→ Exercise objective:
Could you copy each line of the entries that contains "datetime"?
━━━ Data ━━━
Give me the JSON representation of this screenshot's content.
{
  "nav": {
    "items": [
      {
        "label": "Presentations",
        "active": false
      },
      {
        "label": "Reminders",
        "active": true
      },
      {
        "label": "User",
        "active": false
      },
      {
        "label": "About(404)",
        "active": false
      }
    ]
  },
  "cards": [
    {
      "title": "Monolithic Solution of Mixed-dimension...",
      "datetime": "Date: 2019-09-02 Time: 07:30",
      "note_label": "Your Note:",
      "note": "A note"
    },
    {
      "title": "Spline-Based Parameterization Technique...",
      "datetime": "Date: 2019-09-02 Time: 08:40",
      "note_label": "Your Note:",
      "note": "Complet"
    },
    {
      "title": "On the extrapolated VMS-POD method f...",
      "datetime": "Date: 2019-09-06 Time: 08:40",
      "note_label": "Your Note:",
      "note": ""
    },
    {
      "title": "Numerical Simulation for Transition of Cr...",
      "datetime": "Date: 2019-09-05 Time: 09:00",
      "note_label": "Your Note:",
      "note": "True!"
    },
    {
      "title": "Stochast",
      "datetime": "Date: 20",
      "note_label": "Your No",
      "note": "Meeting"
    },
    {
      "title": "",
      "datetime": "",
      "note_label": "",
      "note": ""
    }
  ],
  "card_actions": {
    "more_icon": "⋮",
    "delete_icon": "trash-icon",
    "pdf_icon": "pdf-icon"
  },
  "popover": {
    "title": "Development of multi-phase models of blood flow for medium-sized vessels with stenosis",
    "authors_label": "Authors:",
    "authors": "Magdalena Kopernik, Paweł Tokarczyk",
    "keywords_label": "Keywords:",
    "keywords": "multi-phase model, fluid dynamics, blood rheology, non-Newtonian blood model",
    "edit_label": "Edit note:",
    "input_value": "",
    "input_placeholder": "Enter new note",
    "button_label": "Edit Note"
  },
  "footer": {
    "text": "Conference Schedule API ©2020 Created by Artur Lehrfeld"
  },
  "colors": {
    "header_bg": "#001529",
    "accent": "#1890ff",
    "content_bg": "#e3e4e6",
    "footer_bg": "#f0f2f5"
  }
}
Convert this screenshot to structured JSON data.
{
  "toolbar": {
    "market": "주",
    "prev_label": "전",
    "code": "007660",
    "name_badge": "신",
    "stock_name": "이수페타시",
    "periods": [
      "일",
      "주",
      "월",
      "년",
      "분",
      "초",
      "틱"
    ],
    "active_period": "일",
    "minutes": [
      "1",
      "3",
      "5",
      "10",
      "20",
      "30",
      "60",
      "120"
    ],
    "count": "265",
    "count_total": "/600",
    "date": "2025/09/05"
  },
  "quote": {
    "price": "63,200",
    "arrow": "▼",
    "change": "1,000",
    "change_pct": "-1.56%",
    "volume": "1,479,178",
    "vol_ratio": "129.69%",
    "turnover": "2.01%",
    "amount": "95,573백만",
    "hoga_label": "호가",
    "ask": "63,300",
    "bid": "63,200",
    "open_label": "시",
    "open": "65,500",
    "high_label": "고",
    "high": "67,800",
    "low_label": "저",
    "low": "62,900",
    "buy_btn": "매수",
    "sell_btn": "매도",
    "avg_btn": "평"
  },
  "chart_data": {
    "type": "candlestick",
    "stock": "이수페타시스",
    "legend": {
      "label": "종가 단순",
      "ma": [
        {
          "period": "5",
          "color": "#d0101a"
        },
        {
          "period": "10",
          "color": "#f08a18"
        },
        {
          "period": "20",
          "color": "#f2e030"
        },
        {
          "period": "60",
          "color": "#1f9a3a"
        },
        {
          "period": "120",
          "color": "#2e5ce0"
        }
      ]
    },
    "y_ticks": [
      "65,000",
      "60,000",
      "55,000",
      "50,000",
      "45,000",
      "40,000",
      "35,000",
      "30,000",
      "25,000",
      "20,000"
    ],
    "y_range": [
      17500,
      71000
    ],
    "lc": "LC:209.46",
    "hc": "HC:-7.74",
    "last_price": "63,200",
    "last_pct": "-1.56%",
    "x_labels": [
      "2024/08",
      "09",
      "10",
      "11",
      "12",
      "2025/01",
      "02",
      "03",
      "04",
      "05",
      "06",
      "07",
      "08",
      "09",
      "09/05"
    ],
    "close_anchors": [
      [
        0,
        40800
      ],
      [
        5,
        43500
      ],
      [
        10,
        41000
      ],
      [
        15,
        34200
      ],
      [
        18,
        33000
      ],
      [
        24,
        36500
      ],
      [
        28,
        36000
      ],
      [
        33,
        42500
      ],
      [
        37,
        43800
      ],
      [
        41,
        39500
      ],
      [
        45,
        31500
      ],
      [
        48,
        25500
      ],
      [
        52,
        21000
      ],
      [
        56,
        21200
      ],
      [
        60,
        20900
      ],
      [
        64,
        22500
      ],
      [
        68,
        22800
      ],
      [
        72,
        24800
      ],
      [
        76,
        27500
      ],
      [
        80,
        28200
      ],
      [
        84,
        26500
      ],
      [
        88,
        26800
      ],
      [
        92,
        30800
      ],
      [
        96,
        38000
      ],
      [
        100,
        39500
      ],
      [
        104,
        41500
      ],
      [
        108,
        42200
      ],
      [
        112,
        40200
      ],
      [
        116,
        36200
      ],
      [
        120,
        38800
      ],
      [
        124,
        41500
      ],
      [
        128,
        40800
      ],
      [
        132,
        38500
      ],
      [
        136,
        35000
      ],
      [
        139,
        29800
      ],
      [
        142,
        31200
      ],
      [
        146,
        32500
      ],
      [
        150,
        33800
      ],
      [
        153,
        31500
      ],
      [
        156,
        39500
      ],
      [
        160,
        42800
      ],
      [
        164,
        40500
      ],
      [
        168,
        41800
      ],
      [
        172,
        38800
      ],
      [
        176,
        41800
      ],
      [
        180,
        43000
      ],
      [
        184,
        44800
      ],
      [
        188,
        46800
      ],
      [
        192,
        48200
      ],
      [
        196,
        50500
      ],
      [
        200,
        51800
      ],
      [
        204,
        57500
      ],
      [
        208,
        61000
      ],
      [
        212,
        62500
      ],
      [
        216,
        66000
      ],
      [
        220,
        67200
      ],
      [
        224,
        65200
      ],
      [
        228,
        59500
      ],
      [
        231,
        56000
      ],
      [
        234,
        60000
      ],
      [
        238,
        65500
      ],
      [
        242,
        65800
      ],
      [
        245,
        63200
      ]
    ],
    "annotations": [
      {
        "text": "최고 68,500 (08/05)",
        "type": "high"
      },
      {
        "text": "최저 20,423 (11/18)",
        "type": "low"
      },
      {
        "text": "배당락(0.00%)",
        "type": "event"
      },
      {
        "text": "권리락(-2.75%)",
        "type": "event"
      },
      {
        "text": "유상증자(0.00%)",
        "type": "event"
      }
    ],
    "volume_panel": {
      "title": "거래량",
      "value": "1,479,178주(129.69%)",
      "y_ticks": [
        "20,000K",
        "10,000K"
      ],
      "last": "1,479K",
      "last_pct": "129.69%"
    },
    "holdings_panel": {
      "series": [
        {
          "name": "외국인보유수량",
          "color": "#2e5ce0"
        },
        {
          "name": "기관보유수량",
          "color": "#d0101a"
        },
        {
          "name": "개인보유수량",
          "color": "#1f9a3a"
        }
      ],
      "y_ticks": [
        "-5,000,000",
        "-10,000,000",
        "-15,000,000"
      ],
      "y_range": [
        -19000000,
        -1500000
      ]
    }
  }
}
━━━
→ Output:
      "datetime": "Date: 2019-09-02 Time: 07:30",
      "datetime": "Date: 2019-09-02 Time: 08:40",
      "datetime": "Date: 2019-09-06 Time: 08:40",
      "datetime": "Date: 2019-09-05 Time: 09:00",
      "datetime": "Date: 20",
      "datetime": "",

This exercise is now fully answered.